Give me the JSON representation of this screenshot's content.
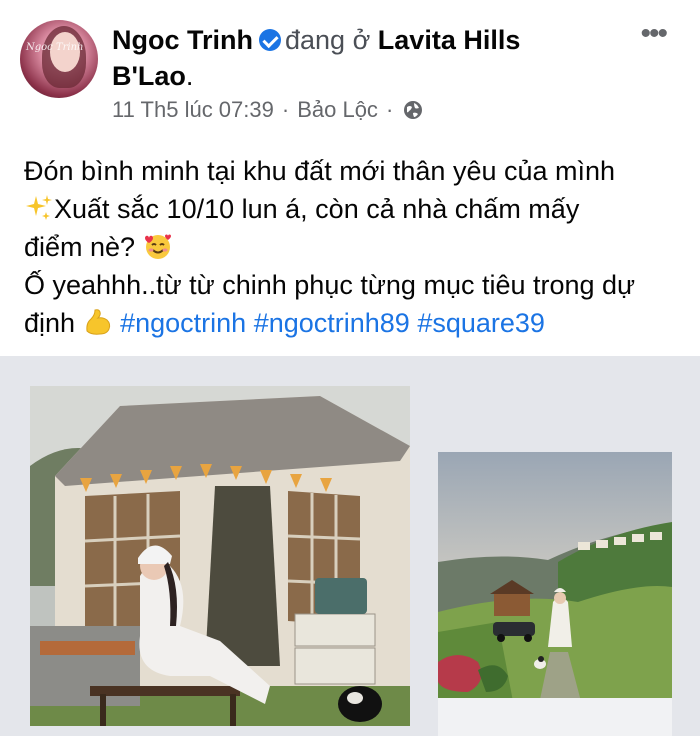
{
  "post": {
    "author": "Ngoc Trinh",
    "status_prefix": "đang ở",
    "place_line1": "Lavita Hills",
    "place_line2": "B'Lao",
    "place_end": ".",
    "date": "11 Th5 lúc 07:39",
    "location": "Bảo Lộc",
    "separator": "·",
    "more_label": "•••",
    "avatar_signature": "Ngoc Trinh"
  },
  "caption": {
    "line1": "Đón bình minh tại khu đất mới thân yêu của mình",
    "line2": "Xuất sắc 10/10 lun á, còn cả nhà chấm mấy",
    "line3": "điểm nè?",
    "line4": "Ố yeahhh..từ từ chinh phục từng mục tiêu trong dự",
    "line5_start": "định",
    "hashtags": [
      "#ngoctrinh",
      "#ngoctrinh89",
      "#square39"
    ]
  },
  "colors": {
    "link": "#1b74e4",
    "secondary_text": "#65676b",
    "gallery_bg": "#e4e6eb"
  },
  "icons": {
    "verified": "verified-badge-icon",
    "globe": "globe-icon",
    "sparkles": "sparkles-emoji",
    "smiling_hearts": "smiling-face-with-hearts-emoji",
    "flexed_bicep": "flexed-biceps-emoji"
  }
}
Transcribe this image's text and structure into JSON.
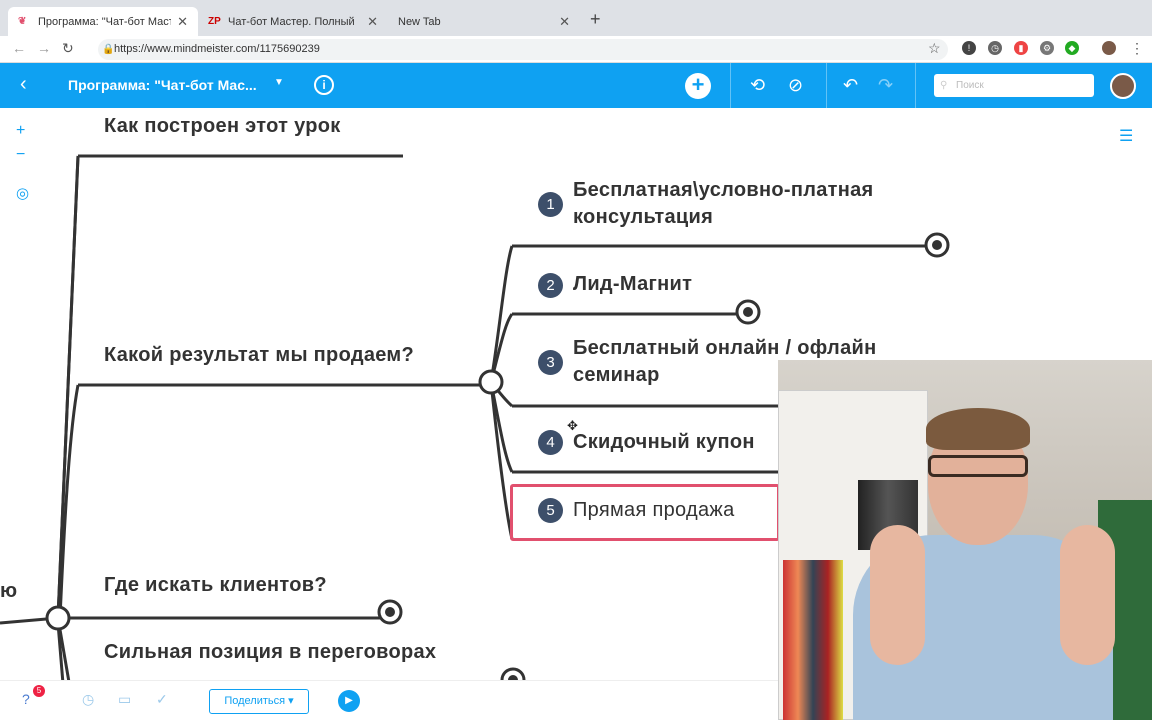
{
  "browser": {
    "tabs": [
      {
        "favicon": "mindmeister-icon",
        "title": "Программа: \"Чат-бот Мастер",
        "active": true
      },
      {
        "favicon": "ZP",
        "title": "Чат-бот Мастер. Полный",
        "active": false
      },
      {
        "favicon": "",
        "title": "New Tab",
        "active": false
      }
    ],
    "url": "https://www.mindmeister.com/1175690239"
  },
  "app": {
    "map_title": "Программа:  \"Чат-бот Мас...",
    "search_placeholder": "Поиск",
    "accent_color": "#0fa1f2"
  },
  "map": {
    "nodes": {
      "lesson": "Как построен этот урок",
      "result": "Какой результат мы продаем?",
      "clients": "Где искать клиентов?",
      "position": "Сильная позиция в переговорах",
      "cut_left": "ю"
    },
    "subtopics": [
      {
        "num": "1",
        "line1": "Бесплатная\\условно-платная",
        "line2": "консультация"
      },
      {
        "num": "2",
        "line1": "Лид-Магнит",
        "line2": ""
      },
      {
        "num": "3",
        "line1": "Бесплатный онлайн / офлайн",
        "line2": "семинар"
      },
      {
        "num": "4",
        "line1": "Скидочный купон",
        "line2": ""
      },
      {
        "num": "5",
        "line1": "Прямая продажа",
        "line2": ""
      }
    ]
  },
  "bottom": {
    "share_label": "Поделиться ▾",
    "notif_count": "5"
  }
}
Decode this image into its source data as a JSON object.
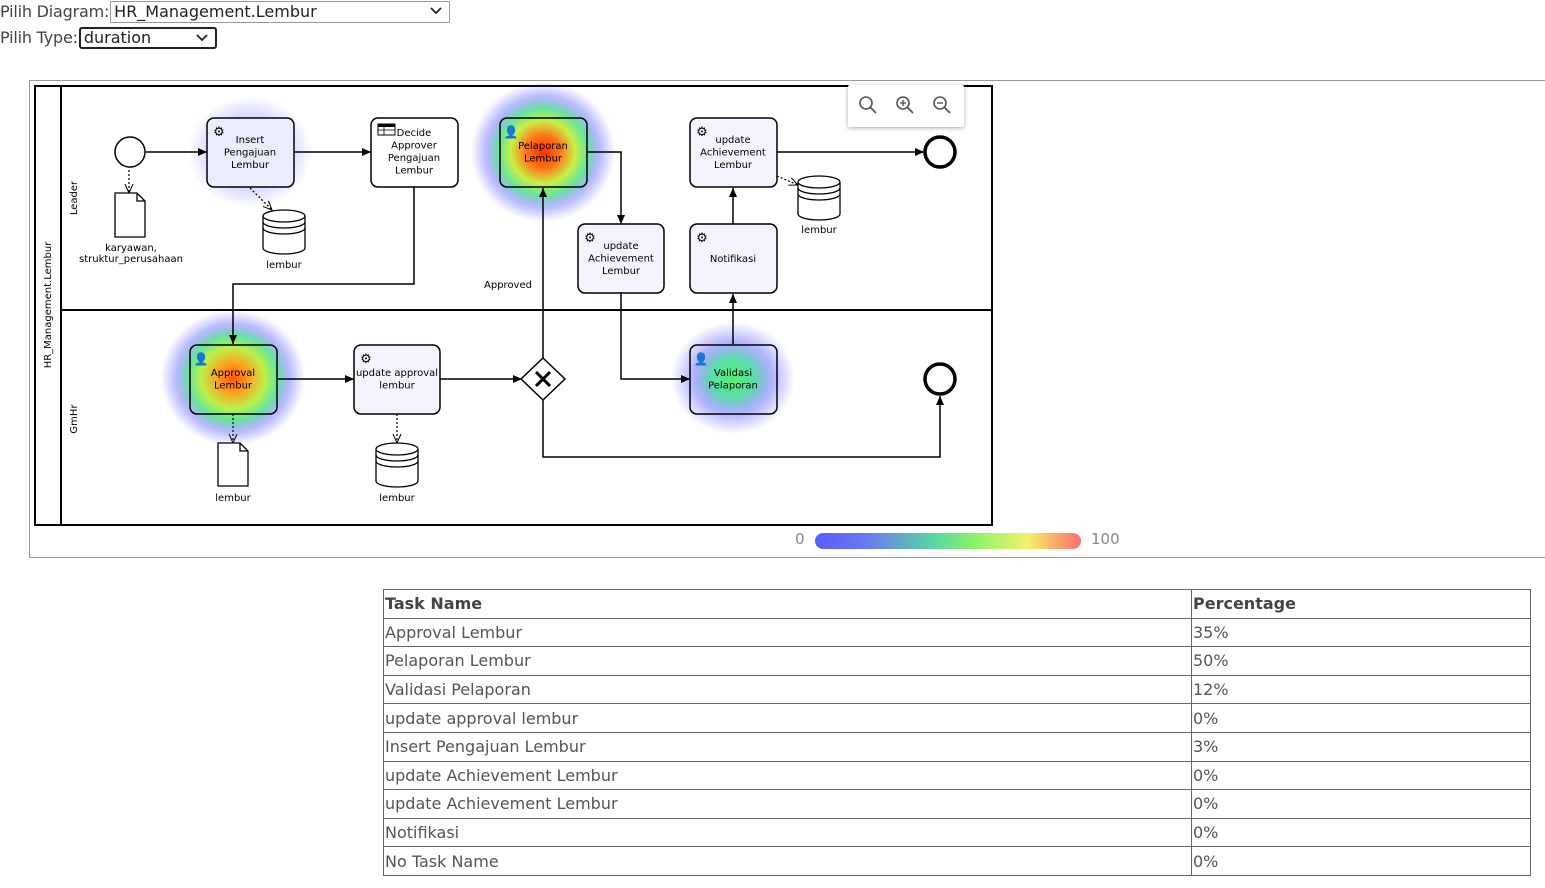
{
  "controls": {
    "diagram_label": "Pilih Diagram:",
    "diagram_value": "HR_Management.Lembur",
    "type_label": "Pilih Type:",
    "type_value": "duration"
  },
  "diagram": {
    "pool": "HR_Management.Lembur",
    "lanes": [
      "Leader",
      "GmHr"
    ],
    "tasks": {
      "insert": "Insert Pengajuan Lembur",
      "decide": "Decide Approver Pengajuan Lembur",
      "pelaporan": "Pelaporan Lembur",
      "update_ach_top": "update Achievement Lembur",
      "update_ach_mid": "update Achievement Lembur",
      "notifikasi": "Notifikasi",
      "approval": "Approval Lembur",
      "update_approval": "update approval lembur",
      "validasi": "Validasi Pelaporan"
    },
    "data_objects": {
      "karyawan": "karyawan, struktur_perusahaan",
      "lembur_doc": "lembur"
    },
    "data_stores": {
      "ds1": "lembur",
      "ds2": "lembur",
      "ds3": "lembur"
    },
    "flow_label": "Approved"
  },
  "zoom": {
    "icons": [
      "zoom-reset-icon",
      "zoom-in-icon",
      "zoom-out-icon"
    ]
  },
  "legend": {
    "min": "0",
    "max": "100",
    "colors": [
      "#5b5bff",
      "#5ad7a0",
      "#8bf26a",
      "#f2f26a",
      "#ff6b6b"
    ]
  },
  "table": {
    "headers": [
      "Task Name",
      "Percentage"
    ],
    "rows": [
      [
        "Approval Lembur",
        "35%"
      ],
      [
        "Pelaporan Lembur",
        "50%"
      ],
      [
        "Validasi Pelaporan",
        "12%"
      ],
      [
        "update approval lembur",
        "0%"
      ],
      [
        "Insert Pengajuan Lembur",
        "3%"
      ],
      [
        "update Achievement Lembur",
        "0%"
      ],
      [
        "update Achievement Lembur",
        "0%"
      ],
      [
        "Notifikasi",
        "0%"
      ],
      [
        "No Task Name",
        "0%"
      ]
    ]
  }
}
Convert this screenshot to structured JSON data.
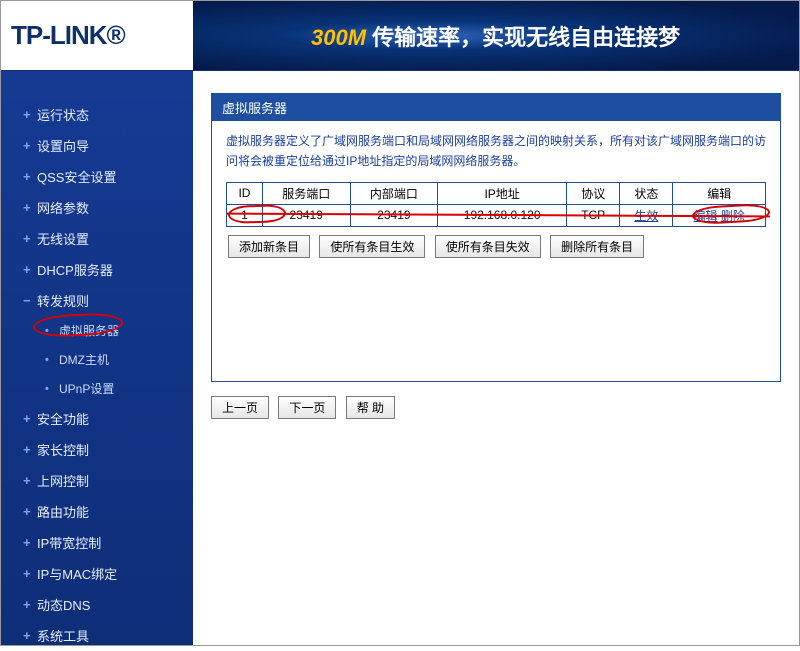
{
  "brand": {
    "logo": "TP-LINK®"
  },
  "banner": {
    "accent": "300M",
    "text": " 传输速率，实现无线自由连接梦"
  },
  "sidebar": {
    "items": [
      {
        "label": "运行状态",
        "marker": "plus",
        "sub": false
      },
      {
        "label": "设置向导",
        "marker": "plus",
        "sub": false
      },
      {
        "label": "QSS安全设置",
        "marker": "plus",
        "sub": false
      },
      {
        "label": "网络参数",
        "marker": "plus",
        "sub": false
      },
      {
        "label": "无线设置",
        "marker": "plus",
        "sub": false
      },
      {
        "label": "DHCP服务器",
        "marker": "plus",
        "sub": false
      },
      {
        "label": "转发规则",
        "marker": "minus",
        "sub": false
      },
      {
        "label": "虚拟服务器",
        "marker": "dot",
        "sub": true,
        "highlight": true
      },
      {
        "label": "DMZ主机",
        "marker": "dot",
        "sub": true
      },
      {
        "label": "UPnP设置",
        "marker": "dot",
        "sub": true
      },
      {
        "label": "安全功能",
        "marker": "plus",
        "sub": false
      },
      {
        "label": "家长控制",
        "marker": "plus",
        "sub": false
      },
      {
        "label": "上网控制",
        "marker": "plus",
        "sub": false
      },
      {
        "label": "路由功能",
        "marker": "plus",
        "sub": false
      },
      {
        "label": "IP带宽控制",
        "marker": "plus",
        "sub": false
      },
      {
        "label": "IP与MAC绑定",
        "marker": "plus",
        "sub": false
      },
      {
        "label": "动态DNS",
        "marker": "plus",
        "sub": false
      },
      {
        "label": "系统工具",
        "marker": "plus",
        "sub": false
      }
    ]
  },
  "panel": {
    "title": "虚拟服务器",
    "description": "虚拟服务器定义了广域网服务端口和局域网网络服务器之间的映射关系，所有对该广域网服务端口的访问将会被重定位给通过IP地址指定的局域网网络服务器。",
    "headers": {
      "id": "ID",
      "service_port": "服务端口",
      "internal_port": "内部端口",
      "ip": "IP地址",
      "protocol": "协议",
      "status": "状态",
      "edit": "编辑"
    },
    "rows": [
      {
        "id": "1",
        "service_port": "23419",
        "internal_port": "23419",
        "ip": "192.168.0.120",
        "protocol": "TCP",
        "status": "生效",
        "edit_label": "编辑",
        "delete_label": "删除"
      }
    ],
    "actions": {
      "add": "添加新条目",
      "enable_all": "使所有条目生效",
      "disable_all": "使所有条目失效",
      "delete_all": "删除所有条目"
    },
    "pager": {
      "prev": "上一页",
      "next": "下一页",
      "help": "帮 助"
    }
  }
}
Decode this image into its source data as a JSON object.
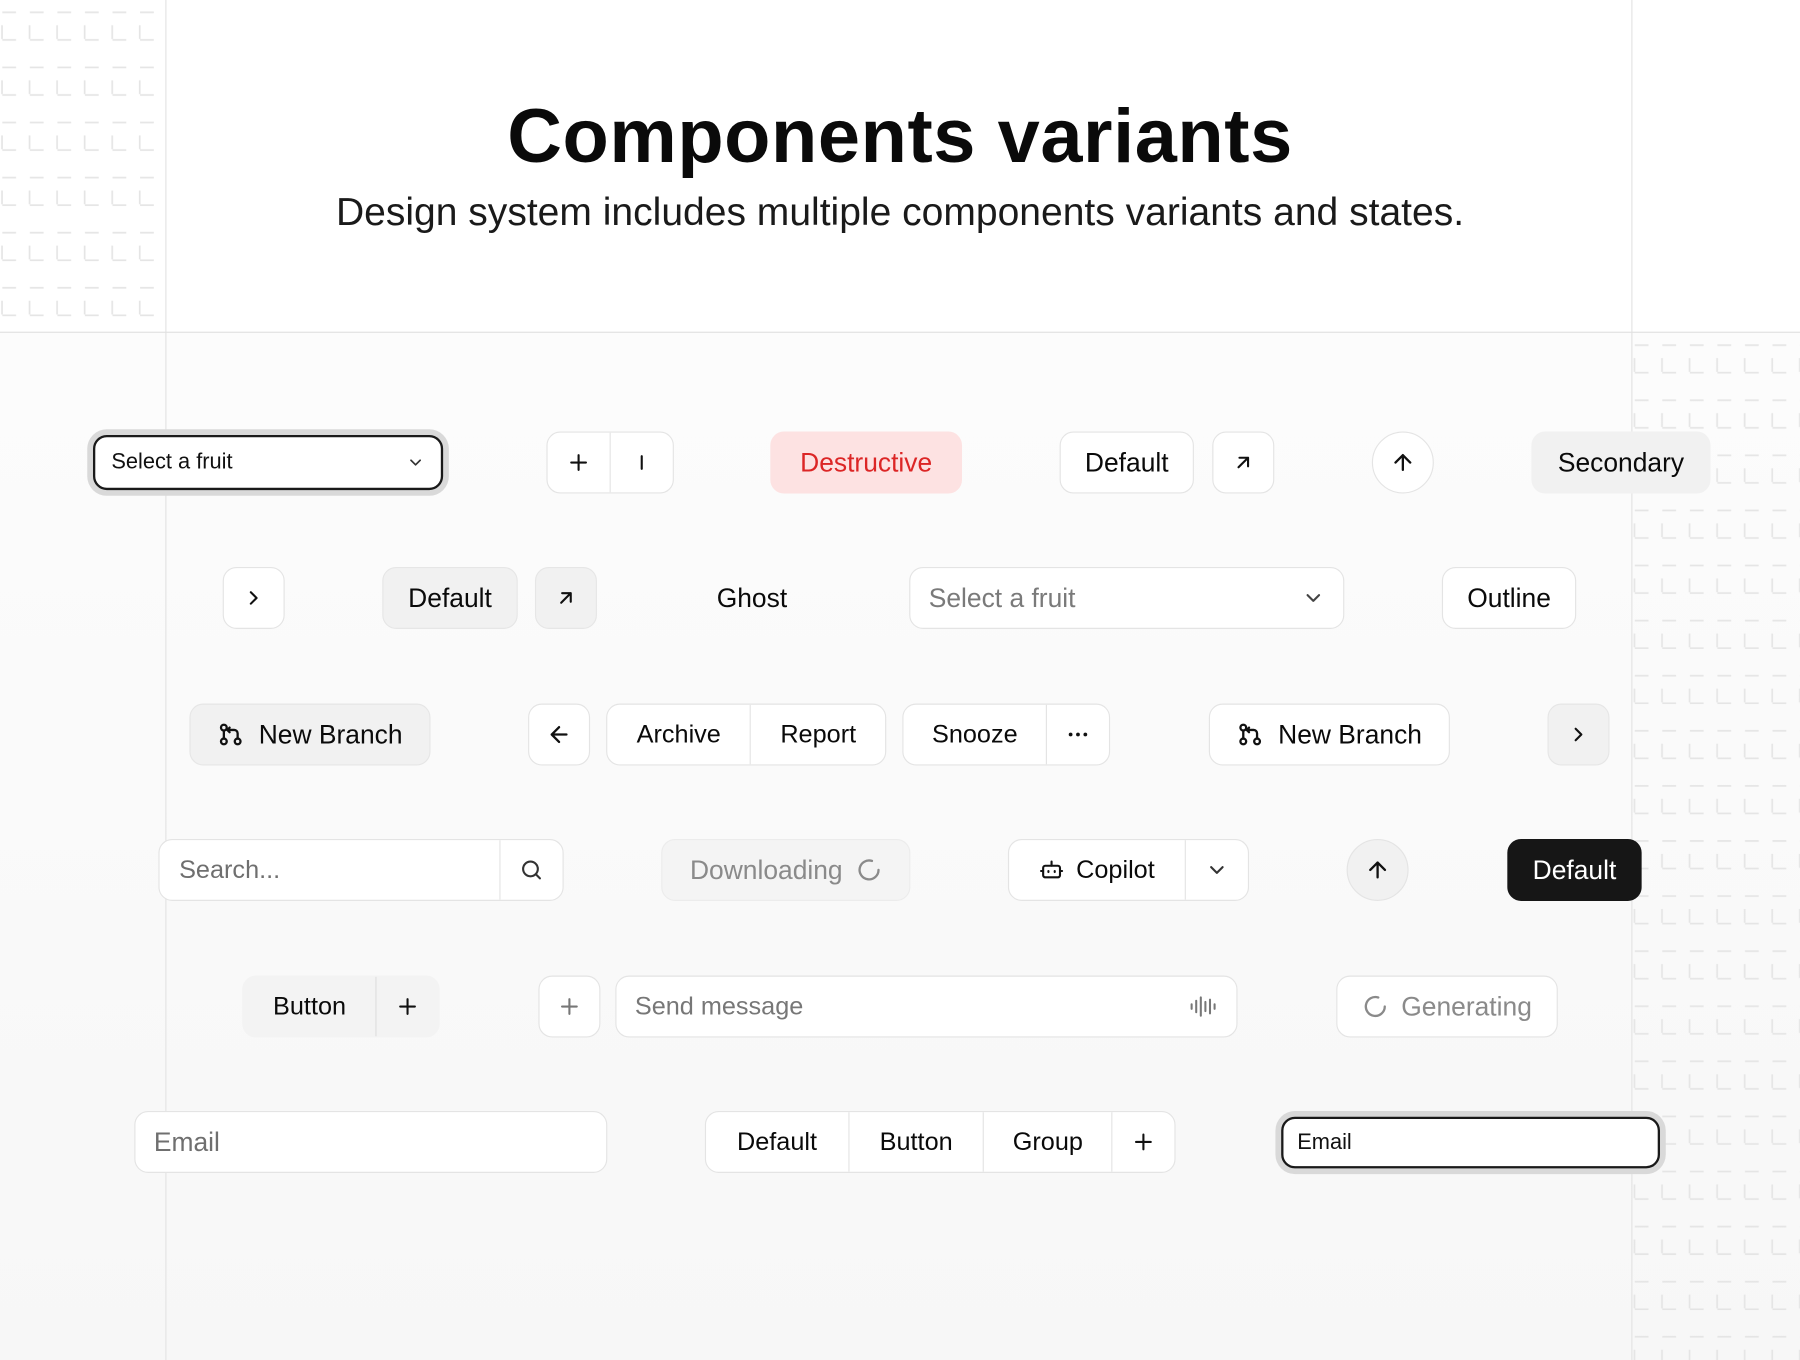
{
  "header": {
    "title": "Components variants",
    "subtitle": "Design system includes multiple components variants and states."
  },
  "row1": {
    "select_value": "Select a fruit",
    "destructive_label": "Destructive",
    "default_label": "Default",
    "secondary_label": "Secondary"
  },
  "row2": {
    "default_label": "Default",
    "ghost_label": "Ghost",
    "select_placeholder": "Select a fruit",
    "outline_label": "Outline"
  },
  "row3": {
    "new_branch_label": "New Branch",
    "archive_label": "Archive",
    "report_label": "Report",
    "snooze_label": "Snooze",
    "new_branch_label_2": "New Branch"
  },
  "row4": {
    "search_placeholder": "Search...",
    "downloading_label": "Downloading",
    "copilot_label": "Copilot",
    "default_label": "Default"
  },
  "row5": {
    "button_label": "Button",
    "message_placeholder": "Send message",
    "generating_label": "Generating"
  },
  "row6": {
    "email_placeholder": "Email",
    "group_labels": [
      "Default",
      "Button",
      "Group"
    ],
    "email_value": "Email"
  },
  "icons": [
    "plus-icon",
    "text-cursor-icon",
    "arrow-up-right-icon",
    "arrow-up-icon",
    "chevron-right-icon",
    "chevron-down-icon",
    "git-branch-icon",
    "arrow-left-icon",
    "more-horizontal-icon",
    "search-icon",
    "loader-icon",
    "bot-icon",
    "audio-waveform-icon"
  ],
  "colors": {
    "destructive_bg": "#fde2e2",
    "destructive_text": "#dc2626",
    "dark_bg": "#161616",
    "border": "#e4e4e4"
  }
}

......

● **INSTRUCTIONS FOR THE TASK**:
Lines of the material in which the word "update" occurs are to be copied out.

● **ANSWER BOX**:
      "update_ach_top": "update Achievement Lembur",
      "update_ach_mid": "update Achievement Lembur",
      "update_approval": "update approval lembur",
        "update approval lembur",
        "update Achievement Lembur",
        "update Achievement Lembur",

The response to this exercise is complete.